_REQUIREMENT_
Search the entries for the word "structured". Copy every line that holds it.

=======

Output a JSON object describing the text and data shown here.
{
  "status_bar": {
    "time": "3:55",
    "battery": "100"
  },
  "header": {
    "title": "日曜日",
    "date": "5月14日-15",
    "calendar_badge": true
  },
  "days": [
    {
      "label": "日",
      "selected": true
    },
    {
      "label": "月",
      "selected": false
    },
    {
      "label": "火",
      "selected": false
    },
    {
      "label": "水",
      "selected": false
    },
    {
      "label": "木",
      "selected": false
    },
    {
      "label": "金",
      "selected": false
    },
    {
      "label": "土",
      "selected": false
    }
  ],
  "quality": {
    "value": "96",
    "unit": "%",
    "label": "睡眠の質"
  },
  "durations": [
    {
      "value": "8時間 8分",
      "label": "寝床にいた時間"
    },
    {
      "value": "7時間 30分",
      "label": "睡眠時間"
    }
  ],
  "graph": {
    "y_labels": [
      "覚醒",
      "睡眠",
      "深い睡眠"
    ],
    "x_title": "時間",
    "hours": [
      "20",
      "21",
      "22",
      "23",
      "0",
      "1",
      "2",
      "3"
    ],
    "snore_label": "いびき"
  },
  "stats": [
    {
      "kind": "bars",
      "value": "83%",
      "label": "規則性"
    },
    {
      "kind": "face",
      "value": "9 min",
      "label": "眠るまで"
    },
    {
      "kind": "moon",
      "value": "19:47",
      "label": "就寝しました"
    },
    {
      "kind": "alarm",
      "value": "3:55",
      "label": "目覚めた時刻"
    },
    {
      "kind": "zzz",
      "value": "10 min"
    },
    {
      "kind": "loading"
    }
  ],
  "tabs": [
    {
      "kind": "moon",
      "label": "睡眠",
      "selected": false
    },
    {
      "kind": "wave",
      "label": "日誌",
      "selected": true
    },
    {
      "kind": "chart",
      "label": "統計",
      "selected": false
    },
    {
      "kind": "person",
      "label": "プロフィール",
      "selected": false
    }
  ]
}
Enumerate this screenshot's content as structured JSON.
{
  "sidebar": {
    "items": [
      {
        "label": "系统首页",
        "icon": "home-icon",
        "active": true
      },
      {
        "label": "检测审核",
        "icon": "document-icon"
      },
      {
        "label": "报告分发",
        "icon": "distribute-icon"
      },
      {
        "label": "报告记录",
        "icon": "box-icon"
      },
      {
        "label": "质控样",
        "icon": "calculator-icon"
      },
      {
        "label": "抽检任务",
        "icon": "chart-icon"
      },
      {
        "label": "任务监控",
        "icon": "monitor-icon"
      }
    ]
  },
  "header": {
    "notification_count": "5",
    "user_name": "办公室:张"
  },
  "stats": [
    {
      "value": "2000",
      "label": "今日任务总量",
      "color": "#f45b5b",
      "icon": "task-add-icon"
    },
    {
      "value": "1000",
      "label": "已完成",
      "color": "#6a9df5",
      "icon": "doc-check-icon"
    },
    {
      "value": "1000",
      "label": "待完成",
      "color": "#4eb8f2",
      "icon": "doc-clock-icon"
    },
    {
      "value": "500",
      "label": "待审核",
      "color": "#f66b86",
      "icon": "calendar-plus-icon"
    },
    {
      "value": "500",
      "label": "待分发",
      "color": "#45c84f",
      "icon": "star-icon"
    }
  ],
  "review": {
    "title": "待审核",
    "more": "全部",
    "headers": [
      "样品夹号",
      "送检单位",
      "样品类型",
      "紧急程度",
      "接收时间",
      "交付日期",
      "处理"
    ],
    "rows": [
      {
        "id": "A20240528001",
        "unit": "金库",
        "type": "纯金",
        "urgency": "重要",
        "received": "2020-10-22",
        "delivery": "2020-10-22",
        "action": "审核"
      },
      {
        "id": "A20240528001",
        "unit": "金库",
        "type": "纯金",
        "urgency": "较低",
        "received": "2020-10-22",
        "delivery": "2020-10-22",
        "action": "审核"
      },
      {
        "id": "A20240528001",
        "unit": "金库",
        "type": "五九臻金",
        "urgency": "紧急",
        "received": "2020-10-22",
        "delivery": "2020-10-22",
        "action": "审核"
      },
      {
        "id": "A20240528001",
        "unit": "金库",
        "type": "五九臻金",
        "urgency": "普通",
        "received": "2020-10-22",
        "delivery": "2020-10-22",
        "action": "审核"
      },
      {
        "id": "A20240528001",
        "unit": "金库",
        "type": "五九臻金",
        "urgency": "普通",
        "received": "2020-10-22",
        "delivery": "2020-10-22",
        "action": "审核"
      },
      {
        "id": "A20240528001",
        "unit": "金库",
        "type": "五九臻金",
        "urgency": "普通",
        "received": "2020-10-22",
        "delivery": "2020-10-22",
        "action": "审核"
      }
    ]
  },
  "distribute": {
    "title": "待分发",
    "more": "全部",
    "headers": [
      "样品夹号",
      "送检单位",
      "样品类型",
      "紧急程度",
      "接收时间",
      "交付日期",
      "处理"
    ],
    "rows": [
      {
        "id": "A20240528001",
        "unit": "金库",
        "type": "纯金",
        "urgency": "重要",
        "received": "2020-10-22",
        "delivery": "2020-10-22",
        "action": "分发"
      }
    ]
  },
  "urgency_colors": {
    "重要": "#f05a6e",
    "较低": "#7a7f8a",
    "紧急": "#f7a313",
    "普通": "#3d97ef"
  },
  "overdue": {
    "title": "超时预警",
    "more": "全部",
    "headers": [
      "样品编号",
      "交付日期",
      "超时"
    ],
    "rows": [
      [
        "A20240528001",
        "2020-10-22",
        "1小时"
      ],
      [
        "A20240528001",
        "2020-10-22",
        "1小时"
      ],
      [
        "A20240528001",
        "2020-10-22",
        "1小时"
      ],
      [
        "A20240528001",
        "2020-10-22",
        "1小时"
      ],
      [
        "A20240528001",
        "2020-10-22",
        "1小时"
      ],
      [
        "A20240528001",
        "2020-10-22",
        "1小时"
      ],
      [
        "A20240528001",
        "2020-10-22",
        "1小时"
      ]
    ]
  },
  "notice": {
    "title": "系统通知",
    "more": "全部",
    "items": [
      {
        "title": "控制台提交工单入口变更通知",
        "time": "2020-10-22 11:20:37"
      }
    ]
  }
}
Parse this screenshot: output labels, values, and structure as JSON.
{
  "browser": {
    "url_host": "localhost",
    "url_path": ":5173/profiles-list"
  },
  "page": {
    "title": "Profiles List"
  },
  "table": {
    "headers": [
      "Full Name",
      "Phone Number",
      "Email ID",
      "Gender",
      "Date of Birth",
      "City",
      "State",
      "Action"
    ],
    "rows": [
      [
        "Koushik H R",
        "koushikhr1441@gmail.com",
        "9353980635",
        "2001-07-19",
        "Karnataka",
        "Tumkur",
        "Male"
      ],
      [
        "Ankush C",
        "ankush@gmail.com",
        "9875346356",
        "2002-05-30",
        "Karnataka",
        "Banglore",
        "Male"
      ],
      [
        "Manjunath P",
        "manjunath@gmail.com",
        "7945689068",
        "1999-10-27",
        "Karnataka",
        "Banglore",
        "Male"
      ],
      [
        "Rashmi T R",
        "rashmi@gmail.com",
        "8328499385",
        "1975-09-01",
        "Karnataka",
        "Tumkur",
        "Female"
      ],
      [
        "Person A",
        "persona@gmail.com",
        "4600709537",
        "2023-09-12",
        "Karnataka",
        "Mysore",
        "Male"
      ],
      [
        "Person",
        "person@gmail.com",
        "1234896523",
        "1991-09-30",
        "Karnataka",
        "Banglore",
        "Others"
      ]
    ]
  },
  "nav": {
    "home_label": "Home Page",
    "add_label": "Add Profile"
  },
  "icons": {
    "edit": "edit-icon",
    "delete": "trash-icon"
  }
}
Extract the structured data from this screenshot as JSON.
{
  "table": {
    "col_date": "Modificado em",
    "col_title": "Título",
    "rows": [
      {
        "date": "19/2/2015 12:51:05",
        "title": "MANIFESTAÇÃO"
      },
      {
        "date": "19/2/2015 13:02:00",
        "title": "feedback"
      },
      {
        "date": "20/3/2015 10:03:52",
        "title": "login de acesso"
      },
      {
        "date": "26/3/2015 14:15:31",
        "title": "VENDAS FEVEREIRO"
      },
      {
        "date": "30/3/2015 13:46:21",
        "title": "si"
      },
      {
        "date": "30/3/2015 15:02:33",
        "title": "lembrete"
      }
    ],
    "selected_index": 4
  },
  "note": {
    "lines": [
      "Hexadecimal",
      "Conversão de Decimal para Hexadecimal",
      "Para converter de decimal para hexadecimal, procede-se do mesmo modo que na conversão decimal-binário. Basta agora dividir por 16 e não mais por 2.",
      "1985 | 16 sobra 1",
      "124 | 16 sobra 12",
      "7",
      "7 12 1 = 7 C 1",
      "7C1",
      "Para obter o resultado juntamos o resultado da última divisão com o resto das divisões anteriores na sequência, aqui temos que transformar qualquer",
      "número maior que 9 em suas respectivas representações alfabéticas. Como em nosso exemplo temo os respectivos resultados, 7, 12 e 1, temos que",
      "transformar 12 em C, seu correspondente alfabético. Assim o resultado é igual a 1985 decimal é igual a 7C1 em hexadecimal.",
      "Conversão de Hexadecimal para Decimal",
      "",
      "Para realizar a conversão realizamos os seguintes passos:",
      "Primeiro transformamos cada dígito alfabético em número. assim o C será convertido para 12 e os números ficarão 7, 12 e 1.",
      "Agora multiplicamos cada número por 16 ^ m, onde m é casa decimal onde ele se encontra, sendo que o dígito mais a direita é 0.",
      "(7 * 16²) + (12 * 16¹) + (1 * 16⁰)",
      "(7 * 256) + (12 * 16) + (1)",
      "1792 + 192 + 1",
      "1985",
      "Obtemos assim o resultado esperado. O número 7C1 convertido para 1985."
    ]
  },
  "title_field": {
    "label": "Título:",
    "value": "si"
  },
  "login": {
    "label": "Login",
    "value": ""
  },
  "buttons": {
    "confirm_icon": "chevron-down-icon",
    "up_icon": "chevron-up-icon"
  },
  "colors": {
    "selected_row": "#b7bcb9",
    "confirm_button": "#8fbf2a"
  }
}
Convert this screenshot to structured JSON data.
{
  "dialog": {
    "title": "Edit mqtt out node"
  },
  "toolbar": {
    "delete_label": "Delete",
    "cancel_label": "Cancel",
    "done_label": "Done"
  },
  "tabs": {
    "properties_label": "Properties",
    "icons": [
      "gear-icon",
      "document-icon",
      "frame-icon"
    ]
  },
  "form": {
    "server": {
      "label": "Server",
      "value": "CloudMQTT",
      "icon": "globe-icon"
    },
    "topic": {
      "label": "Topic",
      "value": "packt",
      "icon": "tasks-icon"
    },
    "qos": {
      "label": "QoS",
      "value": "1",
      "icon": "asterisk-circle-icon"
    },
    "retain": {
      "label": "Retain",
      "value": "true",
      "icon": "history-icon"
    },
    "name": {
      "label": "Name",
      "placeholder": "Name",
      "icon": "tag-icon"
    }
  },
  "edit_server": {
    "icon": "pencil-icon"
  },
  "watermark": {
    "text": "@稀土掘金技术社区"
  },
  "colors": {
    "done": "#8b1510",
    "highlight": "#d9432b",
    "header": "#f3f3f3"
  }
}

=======

_WRITTEN RESPONSE_
Enumerate this screenshot's content as structured JSON.
Extract the structured data from this screenshot as JSON.
Convert this screenshot to structured JSON data.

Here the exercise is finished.